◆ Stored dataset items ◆
== Segment start ==
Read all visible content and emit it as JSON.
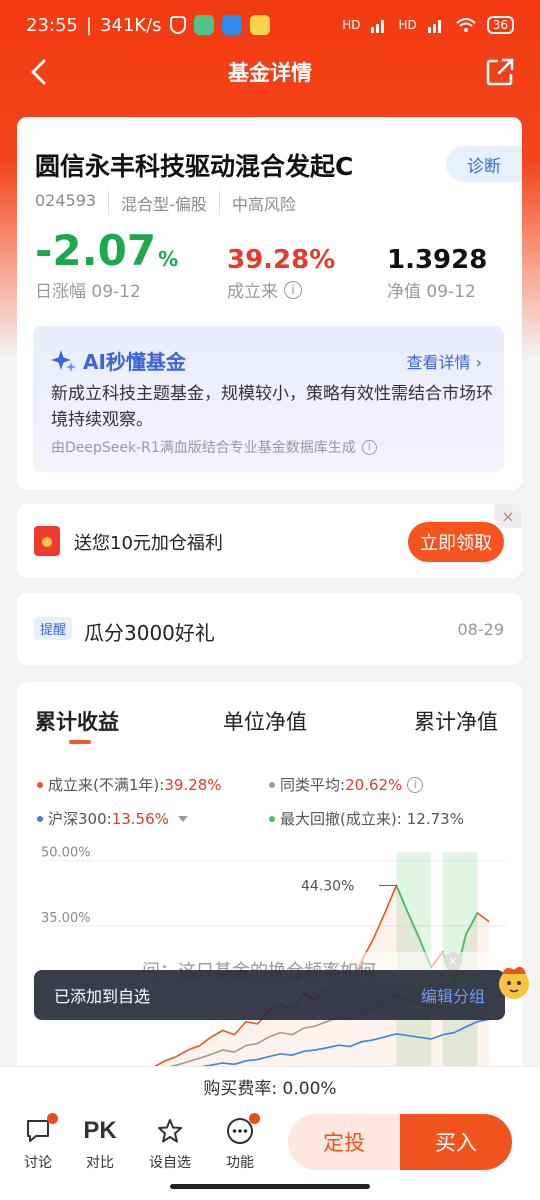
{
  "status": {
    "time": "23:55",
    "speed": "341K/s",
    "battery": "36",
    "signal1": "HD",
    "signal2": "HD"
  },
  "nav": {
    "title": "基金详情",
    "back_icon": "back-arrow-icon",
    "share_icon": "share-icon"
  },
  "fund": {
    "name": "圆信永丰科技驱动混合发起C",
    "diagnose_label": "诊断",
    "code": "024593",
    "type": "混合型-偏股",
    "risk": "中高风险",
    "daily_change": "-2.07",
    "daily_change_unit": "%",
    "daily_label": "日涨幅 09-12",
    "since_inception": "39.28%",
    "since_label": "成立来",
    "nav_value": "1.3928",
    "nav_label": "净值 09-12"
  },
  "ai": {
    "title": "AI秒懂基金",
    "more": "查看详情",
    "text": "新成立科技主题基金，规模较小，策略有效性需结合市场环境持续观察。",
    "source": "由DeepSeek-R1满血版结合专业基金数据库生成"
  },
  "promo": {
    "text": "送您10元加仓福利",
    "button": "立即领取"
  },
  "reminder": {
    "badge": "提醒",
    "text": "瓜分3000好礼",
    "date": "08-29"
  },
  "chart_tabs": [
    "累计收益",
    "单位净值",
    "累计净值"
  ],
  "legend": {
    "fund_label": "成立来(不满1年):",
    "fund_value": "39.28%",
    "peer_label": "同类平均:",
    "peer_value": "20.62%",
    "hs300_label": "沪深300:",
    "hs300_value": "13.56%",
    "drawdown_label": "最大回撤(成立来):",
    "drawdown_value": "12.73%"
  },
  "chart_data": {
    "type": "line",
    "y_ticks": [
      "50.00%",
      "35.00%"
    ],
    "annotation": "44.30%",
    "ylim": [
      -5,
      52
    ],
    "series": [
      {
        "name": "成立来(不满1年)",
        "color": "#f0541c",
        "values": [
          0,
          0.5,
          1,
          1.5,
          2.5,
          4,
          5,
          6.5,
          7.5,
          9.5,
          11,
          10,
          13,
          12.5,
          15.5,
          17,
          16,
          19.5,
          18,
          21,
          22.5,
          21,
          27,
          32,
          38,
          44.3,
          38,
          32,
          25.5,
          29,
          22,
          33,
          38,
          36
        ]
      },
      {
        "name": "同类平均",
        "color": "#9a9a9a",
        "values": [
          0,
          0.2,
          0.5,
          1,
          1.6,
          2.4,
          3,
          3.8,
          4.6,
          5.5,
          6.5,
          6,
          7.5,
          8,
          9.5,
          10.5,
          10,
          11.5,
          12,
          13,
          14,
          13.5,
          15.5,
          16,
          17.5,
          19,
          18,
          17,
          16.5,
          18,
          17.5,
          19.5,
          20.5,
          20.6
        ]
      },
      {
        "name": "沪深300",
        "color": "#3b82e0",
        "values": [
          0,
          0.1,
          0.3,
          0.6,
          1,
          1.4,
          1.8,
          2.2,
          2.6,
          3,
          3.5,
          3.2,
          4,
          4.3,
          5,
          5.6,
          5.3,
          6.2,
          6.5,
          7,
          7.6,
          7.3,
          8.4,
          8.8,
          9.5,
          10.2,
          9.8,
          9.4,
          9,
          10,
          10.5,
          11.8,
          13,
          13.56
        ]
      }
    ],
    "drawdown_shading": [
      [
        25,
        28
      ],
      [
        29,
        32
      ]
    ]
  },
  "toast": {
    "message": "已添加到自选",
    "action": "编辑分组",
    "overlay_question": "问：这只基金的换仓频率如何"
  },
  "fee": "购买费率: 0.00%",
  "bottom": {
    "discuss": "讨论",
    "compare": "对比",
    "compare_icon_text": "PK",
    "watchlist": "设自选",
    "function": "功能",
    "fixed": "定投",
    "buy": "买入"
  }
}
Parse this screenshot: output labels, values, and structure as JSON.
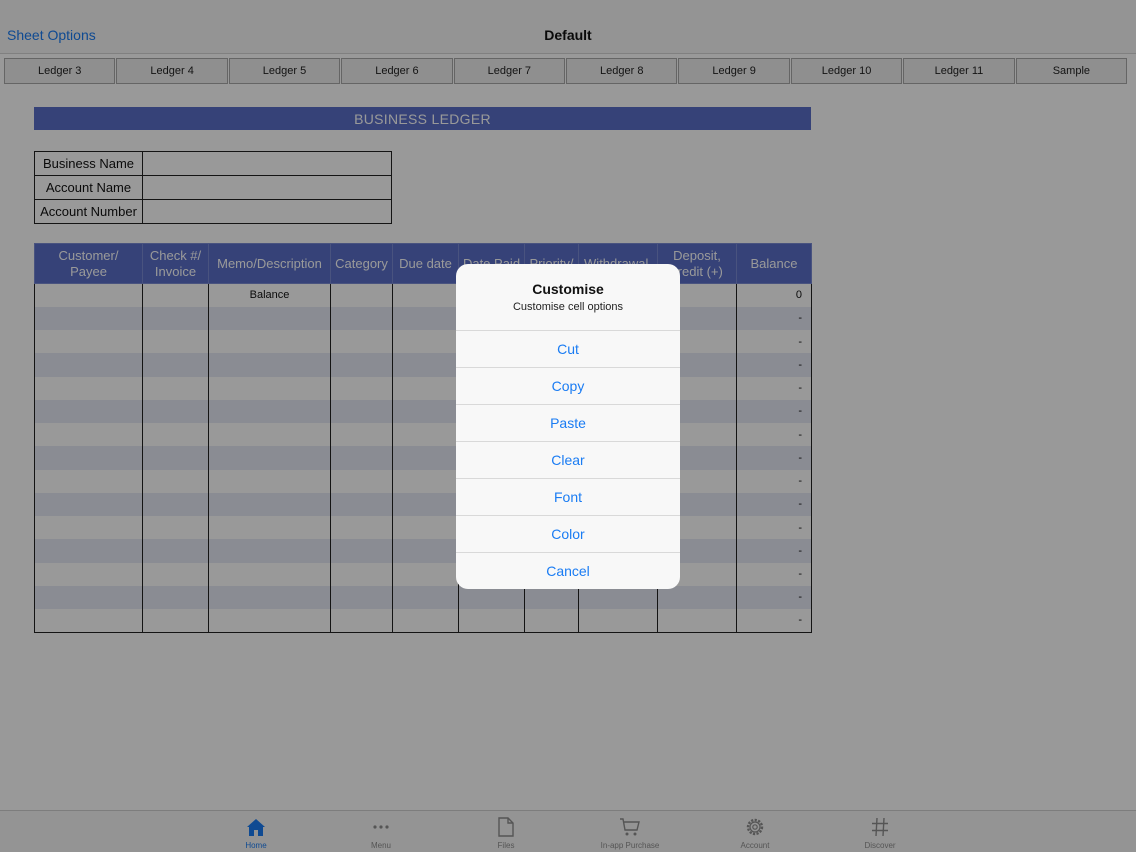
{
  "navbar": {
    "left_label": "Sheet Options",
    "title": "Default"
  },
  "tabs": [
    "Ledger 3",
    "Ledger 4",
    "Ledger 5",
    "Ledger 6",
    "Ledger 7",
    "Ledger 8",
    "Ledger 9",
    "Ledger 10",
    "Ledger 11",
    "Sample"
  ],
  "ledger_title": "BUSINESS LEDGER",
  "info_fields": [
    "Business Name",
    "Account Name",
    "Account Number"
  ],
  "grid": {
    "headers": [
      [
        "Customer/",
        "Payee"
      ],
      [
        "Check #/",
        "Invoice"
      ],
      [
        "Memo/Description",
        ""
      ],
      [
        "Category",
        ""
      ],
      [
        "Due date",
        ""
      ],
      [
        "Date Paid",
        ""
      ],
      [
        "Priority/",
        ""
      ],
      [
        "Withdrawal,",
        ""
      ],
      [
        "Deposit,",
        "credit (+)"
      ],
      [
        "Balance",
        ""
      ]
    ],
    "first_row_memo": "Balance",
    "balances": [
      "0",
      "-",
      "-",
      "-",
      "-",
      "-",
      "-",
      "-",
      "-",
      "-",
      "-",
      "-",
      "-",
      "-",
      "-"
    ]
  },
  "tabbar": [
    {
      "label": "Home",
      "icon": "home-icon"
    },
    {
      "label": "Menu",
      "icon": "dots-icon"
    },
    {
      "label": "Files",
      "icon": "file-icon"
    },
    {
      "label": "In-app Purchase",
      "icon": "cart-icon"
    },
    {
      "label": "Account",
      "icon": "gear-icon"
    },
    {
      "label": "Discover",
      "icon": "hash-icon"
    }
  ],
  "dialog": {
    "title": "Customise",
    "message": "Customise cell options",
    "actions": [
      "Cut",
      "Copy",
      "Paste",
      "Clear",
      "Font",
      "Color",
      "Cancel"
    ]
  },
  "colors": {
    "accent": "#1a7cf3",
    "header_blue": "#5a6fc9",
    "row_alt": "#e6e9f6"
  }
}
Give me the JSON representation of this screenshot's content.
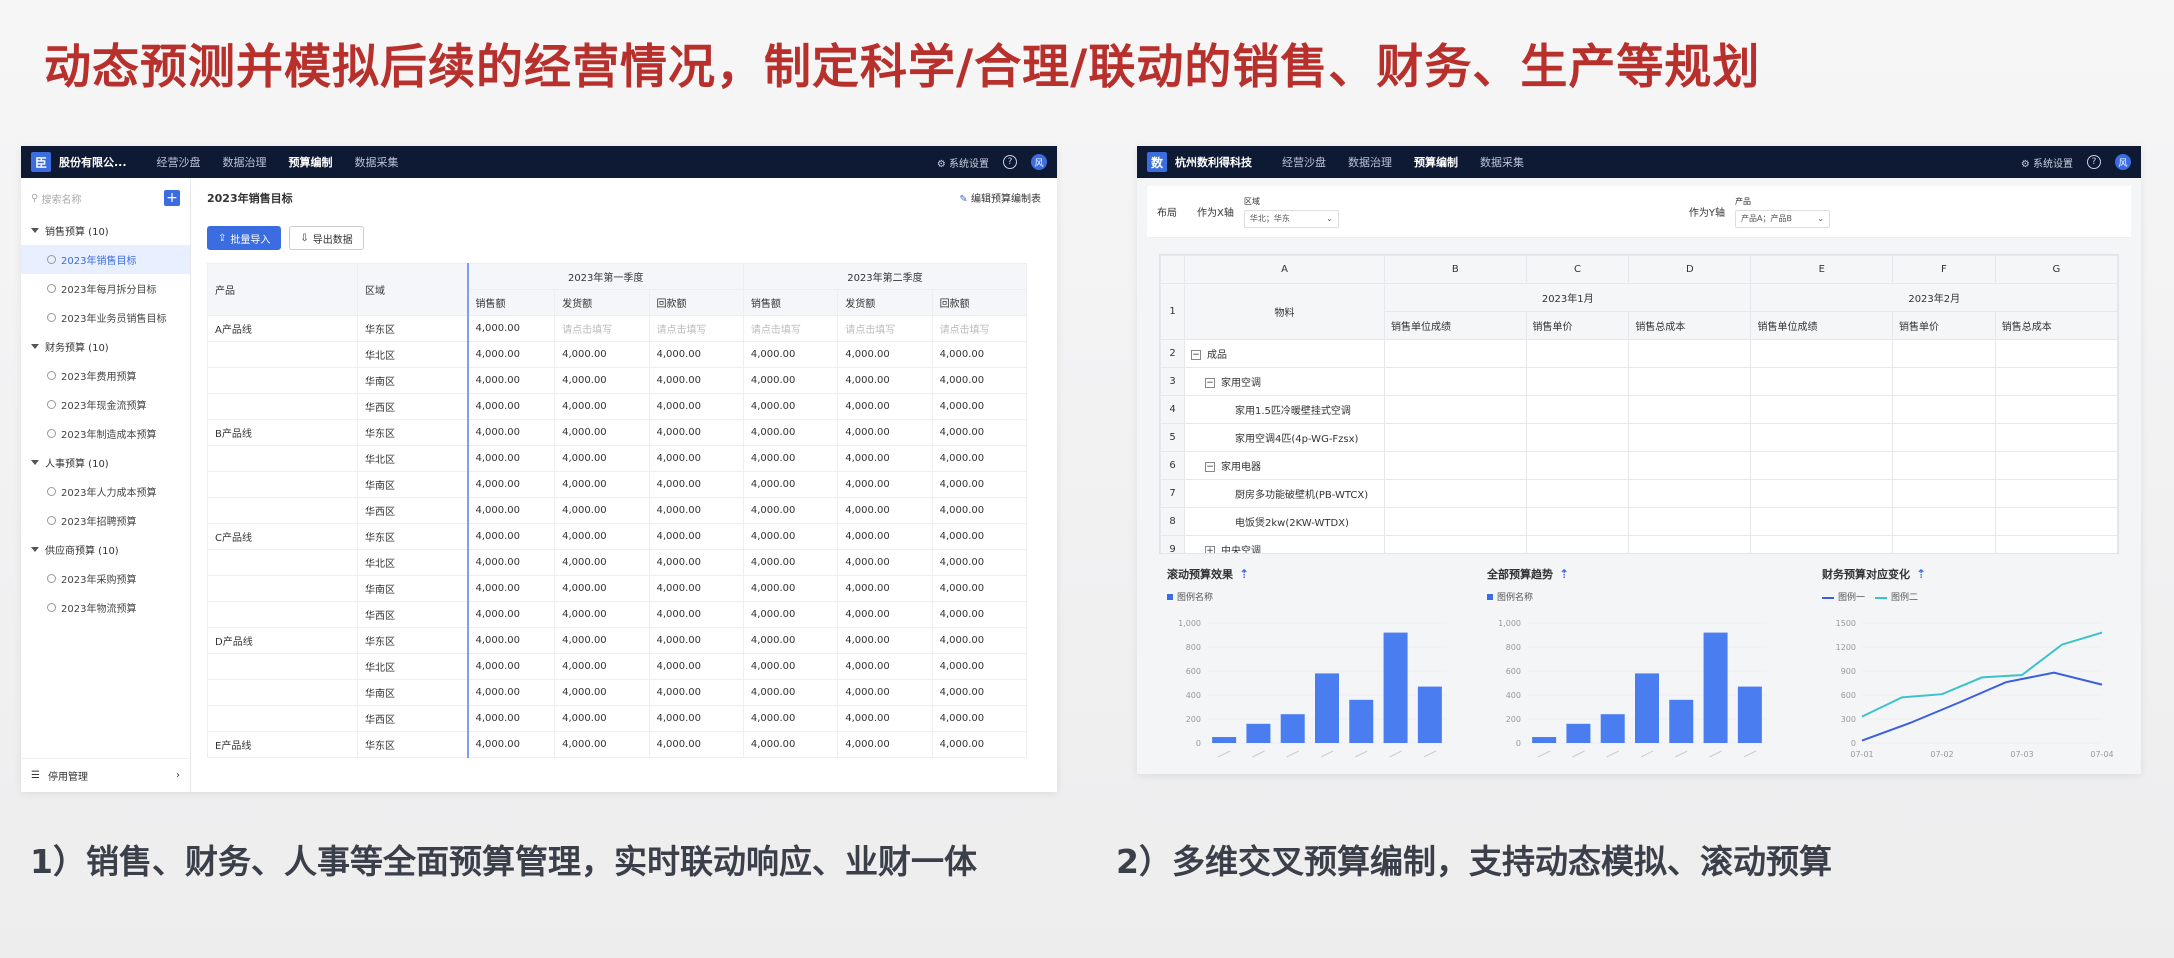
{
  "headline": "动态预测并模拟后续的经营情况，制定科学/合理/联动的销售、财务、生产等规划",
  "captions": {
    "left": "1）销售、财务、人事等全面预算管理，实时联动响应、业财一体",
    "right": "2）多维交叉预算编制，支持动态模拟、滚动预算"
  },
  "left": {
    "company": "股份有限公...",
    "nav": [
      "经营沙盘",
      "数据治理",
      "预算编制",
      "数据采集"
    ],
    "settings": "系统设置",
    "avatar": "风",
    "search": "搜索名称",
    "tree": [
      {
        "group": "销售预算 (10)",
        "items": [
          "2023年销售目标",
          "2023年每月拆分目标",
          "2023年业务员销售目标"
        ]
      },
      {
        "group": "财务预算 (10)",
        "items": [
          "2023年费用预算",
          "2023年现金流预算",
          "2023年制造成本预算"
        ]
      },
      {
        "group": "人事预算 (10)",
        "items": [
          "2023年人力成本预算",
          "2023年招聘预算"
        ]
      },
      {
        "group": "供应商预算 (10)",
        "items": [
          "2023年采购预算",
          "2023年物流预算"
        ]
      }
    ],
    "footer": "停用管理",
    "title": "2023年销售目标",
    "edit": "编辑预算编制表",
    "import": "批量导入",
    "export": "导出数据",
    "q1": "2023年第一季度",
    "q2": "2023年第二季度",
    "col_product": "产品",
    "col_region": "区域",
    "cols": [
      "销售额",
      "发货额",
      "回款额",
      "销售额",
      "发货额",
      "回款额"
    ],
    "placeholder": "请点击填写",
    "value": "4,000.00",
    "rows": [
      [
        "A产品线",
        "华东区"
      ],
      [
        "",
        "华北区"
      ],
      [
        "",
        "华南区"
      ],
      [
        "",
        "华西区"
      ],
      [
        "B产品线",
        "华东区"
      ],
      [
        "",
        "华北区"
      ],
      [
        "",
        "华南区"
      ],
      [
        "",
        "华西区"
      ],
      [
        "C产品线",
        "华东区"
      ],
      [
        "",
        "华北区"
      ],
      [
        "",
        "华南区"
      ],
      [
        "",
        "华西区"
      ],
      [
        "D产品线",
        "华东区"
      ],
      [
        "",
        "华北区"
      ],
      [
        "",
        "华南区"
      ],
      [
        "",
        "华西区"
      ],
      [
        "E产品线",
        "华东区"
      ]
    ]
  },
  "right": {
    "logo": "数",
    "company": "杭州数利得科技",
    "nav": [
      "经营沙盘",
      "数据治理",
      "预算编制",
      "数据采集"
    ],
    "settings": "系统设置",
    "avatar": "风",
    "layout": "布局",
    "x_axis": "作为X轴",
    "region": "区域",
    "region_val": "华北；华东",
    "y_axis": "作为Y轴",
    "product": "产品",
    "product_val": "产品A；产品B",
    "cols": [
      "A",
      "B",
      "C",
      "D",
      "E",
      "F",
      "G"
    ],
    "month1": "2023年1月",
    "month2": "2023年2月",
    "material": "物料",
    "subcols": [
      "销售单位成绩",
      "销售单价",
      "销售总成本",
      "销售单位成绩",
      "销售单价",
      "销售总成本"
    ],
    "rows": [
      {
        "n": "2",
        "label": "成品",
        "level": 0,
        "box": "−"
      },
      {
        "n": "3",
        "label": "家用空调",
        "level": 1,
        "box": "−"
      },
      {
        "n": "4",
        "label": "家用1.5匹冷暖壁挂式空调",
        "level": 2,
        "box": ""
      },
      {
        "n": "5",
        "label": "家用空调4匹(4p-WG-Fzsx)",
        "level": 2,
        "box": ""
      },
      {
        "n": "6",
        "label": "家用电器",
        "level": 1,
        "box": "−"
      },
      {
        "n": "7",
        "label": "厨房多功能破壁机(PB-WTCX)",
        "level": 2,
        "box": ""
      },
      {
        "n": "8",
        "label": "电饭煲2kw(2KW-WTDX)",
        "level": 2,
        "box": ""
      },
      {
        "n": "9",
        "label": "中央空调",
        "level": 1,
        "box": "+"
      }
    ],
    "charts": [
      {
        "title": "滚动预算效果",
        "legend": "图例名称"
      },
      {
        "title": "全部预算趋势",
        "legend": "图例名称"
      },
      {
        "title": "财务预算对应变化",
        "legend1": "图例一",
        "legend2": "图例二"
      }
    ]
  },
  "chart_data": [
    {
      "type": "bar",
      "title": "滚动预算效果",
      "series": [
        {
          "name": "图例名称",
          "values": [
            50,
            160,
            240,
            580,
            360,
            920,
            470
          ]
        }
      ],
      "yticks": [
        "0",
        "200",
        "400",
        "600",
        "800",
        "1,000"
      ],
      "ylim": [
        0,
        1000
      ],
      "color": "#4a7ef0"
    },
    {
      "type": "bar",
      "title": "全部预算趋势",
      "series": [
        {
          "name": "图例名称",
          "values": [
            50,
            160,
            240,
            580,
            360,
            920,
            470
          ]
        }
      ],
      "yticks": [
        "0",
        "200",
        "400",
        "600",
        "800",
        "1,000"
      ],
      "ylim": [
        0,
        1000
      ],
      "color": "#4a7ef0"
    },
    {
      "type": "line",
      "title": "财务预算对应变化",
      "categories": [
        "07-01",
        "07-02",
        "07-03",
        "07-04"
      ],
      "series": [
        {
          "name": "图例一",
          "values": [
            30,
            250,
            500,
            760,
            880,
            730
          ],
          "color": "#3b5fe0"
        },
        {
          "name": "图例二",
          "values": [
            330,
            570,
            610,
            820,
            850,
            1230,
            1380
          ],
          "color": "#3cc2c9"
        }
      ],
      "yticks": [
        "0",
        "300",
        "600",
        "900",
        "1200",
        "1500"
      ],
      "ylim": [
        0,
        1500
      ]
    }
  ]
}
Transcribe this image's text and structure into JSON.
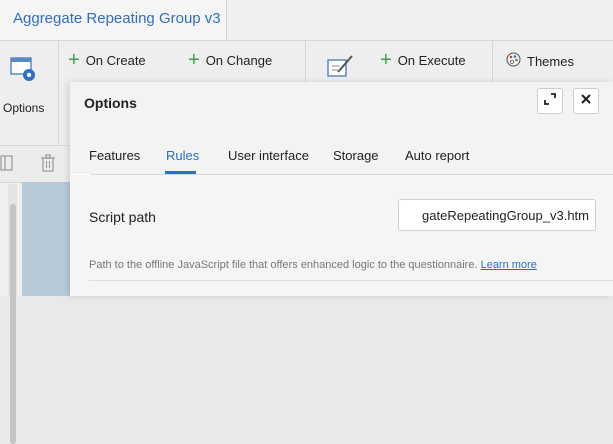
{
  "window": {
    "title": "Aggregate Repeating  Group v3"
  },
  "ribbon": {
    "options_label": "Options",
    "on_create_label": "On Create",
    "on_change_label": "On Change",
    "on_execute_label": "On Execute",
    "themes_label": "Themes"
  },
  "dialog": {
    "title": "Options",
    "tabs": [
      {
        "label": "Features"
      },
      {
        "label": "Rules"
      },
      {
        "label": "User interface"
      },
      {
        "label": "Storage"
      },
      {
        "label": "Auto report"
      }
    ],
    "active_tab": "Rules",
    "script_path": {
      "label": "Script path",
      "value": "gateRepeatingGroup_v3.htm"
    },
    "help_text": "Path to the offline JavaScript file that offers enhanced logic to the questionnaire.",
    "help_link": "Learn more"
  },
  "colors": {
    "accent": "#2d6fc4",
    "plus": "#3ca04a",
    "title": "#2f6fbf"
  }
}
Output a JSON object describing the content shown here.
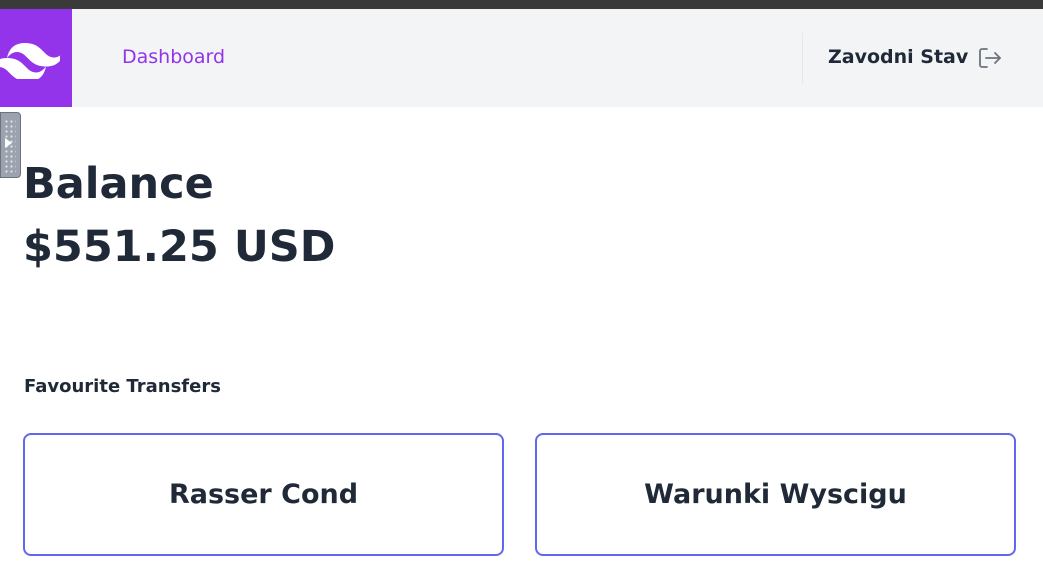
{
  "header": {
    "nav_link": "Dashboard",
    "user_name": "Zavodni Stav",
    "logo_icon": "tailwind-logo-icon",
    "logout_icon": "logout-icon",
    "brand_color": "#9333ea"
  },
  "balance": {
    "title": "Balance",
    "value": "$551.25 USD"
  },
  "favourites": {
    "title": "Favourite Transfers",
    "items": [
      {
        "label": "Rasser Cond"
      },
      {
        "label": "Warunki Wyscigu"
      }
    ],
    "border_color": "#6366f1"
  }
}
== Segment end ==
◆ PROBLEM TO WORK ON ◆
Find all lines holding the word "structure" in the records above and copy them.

◆ RESPONSE TO THIS TASK ◆
Parse this screenshot: output labels, values, and structure as JSON.
Transcribe this image's text and structure into JSON.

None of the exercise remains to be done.